No, it's not Photoshopped. It is an actual help wanted sign from Williston, N.D. The story is the shale oil boom taking place there that has resulted in an explosion of demand for labor, a surge in property values, and a bevy of new construction.
Let's just be blunt. If Congressional Republicans do not defund the imminent rulemaking, "Affirmatively Furthering Fair Housing," by the Department of Housing and Urban Development (HUD) in the upcoming continuing resolution, they are utterly insane.
24 new federal judges by Christmas? That’s what outgoing Senate Majority Leader Harry Reid (D-Nev.) wants in the lame duck session of Congress. Faced with an incoming Republican majority, Barack Obama and Harry Reid want to stack the judiciary in yet another egregious power grab.
“It takes 60 votes to do a lot of things in the Senate, but there are some things we can do with 51 votes," said Senator Mitch McConnell. If he is truly determined to use the power of the purse, McConnell should get busy in the December funding bill — before the 2016 presidential election cycle consumes the congressional cycle. Take as many bites at the apple as possible.

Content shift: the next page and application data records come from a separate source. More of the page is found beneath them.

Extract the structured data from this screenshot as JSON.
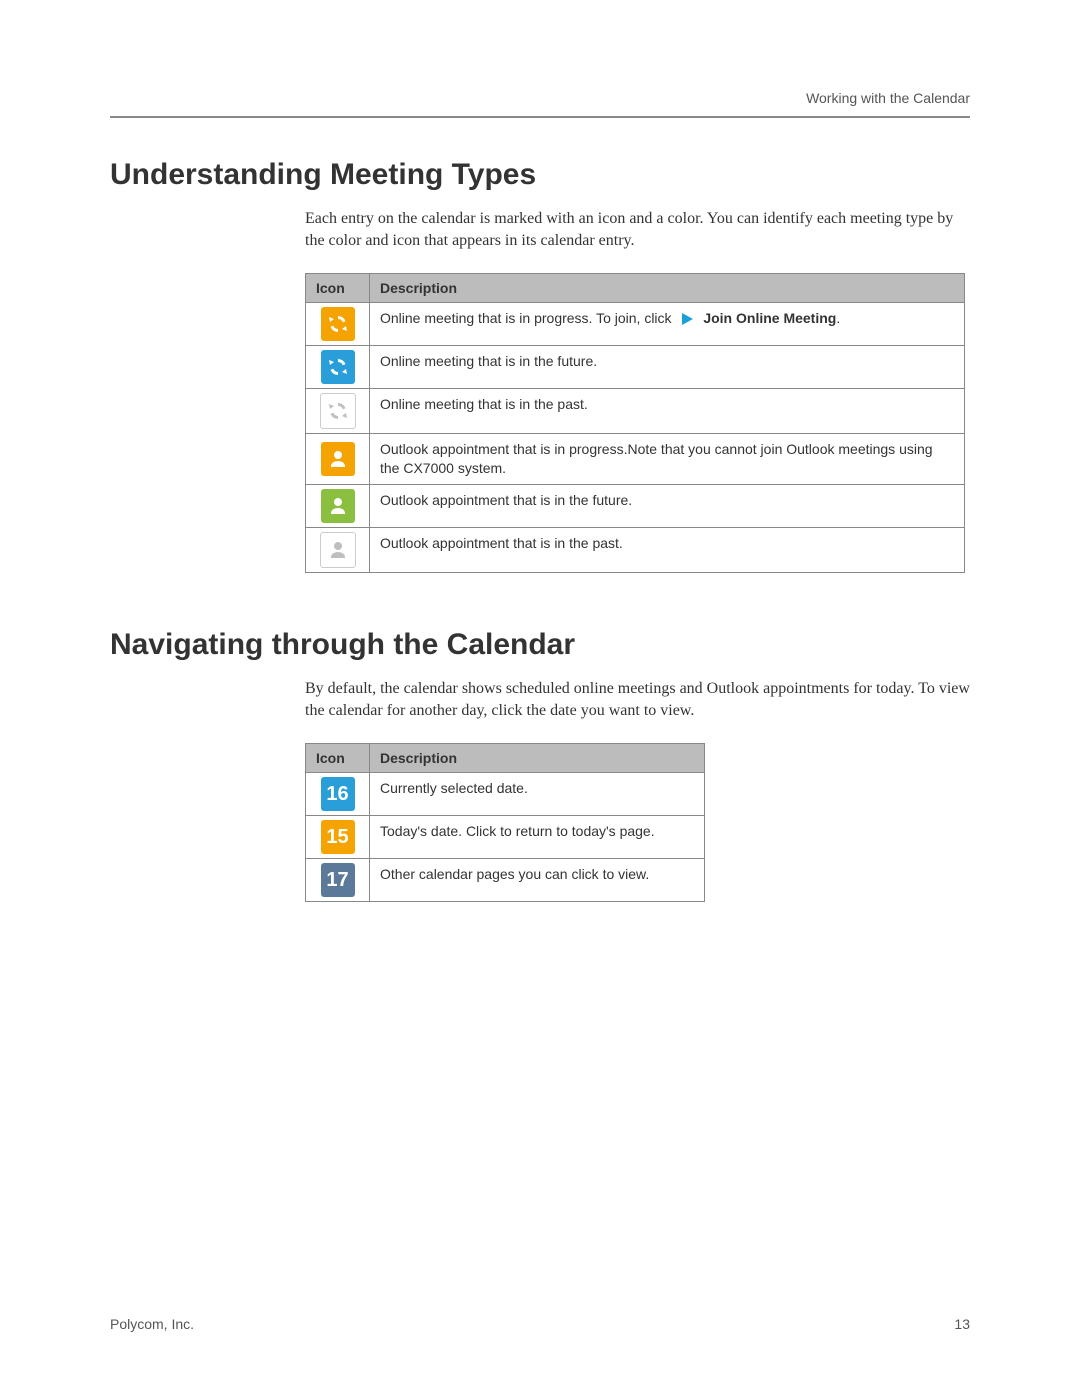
{
  "header": {
    "running_title": "Working with the Calendar"
  },
  "section1": {
    "title": "Understanding Meeting Types",
    "intro": "Each entry on the calendar is marked with an icon and a color. You can identify each meeting type by the color and icon that appears in its calendar entry.",
    "table": {
      "headers": {
        "icon": "Icon",
        "description": "Description"
      },
      "rows": [
        {
          "icon": {
            "type": "refresh",
            "color": "#f5a300"
          },
          "desc_pre": "Online meeting that is in progress. To join, click",
          "action_label": "Join Online Meeting",
          "desc_suffix": "."
        },
        {
          "icon": {
            "type": "refresh",
            "color": "#2a9ed8"
          },
          "desc": "Online meeting that is in the future."
        },
        {
          "icon": {
            "type": "refresh",
            "color": "#bfbfbf"
          },
          "desc": "Online meeting that is in the past."
        },
        {
          "icon": {
            "type": "person",
            "color": "#f5a300"
          },
          "desc": "Outlook appointment that is in progress.Note that you cannot join Outlook meetings using the CX7000 system."
        },
        {
          "icon": {
            "type": "person",
            "color": "#8bbf3f"
          },
          "desc": "Outlook appointment that is in the future."
        },
        {
          "icon": {
            "type": "person",
            "color": "#bfbfbf"
          },
          "desc": "Outlook appointment that is in the past."
        }
      ]
    }
  },
  "section2": {
    "title": "Navigating through the Calendar",
    "intro": "By default, the calendar shows scheduled online meetings and Outlook appointments for today. To view the calendar for another day, click the date you want to view.",
    "table": {
      "headers": {
        "icon": "Icon",
        "description": "Description"
      },
      "rows": [
        {
          "icon": {
            "type": "date",
            "color": "#2a9ed8",
            "value": "16"
          },
          "desc": "Currently selected date."
        },
        {
          "icon": {
            "type": "date",
            "color": "#f5a300",
            "value": "15"
          },
          "desc": "Today's date. Click to return to today's page."
        },
        {
          "icon": {
            "type": "date",
            "color": "#5b7a99",
            "value": "17"
          },
          "desc": "Other calendar pages you can click to view."
        }
      ]
    }
  },
  "footer": {
    "company": "Polycom, Inc.",
    "page_number": "13"
  },
  "icons": {
    "play_arrow_color": "#1aa0d8"
  }
}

In a private meeting with Americans for Limited Government (ALG) staff, senior aides to Senate Minority Leader Mitch McConnell (R-Ky.) promised that should Republicans reclaim a majority in the Senate on Tuesday, they would use the budget reconciliation process to go after Obamacare.
The midterm elections are just a week away, and with most predicting a Republican sweep on November 4, House Majority Leader Rep. Kevin McCarthy is setting his sights on the 2015 governing agenda. But before a new Congress is sworn in, the government's funding for FY 2015 is due to run out on December 11, and Politico's Jake Sherman reports "[McCarthy] would like to use the lame-duck session to pass a long-term government-funding bill, so Washington can begin focusing on big-picture legislating, instead of just trying to keep government's doors open."Next Page »
"We don't intend to turn the Republican Party over to the traitors in the battle just ended. We will have no more of those candidates who are pledged to the same goals as our opposition and who seek our support. Turning the party over to the so-called moderates wouldn't make any sense at all." - Ronald Reagan, Nov. 10, 1964